* Even after the first details of the arms sales were made public by a Beirut magazine last Nov. 3, North, Secord and Hakim continued to try to negotiate with Iran. They even tried to win release of more hostages by advancing a nine-point plan that, among other things, would have pledged the United States to help overthrow the government of Iraq and pressure Kuwait to release Muslim terrorists held there. Both promises contradicted stated administration policy.
* North, Poindexter and others destroyed documents - including a signed presidential "finding" authorizing a November 1985 arms shipment - to hide politically explosive information from the public, Congress and other administration officials.
"It is also a story of a flawed policy kept alive by a secret White House junta despite repeated warnings and signs of failure, with concession piled upon concession, culminating even in a promise to help secure the release of . . . terrorists who bombed the U.S. Embassy in Kuwait," Inouye said.
But the record the committees have compiled is subject to different
interpretations and continued dispute. "Obviously, there are major differences among the members of the committees over the facts and the significance of those facts," said Rep. Dick Cheney (R., Wyo.), the ranking Republican member of the House panel.
Cheney and Rudman praised Reagan for a degree of cooperation rare in confrontations with Congress. Reagan waived executive privilege and turned over excerpts from his personal diaries to the committees. Republicans also applauded Reagan's changes in NSC staff, procedures and prerogatives.
"To the extent that corrective action was required, the President took it - unilaterally - before our committees had taken a word of public testimony," said Cheney.
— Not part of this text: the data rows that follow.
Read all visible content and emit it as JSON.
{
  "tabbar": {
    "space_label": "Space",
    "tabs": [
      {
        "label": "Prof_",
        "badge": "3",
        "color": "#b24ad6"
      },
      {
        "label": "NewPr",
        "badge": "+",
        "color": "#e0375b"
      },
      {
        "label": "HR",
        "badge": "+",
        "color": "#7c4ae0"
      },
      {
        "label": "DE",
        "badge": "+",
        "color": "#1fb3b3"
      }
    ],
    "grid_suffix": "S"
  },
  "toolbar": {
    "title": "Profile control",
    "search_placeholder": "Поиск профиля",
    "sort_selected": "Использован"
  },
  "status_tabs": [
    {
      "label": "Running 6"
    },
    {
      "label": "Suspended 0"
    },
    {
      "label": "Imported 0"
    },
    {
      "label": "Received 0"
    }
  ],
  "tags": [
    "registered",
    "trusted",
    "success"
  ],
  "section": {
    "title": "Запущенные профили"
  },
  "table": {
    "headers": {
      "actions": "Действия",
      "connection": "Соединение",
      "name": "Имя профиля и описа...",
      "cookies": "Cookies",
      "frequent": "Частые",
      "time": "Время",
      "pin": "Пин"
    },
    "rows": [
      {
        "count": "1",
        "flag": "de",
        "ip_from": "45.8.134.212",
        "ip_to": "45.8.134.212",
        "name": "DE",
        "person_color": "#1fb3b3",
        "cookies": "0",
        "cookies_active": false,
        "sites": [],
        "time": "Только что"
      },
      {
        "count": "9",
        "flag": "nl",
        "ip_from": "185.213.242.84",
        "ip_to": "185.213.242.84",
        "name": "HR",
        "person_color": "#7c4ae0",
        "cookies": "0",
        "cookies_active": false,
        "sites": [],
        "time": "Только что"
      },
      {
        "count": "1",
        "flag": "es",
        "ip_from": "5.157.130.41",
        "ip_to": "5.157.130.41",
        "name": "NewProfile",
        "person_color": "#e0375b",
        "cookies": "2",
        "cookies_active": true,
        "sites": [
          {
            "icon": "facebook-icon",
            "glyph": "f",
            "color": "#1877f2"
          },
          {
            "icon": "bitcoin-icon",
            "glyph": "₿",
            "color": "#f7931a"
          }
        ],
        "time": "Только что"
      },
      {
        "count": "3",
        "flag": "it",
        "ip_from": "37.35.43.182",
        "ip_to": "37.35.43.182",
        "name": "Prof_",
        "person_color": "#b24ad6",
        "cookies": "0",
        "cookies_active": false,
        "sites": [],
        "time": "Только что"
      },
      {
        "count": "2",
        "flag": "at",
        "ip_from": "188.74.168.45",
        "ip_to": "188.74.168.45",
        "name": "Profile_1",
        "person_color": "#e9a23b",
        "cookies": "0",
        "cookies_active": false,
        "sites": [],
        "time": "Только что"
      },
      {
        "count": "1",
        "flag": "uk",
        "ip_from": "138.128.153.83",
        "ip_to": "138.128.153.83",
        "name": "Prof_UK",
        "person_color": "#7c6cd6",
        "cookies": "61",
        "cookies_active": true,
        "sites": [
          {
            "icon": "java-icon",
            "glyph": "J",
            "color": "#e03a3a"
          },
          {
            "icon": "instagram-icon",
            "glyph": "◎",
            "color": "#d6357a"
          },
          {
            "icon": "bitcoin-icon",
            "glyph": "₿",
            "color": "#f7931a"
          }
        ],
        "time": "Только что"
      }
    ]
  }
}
But even Cheney joined in condemning the Iran arms deals. "President Reagan has enjoyed many successes during his more than six years in office," said Cheney. "Clearly, this is not one of them."
Cheney also said he saw the Iran-contra affair as "just the latest chapter in an unfinished book about the conduct of U.S. foreign policy." But the other leaders termed it a fundamental breach of trust between the executive and Congress, the sort that democracy cannot tolerate.
"Shortcuts in the democratic process, excessive secrecy in the conduct of government are a sure road to policy failure," said Hamilton. "Policies formed under democratic scrutiny are better than policies formed without it."
The lawmakers spoke after the final witness, Weinberger, said "the interests of the United States were damaged overall" by Reagan's decision to sell arms secretly to Iran. Earlier, Weinberger was asked about an Inquirer Washington Bureau report, published on July 26, which stated that U.S. military personnel supporting sabotage missions had fired on Nicaraguan defenders on two occasions in 1984.
Weinberger dismissed the report as "totally untrue." But in response to questions by Sen. Sam Nunn (D., Ga.), Weinberger said he had not read the article. The story detailed examples of covert military operations directed by the White House and used since the earliest days of the Reagan administration to combat terrorists and perform other covert missions out of view of the Pentagon, CIA and Congress.
The committees are to meet today in closed session to hear testimony from three CIA officials. Declassified transcripts of the proceedings will probably be released later this week. The committees' final reports are not due until October.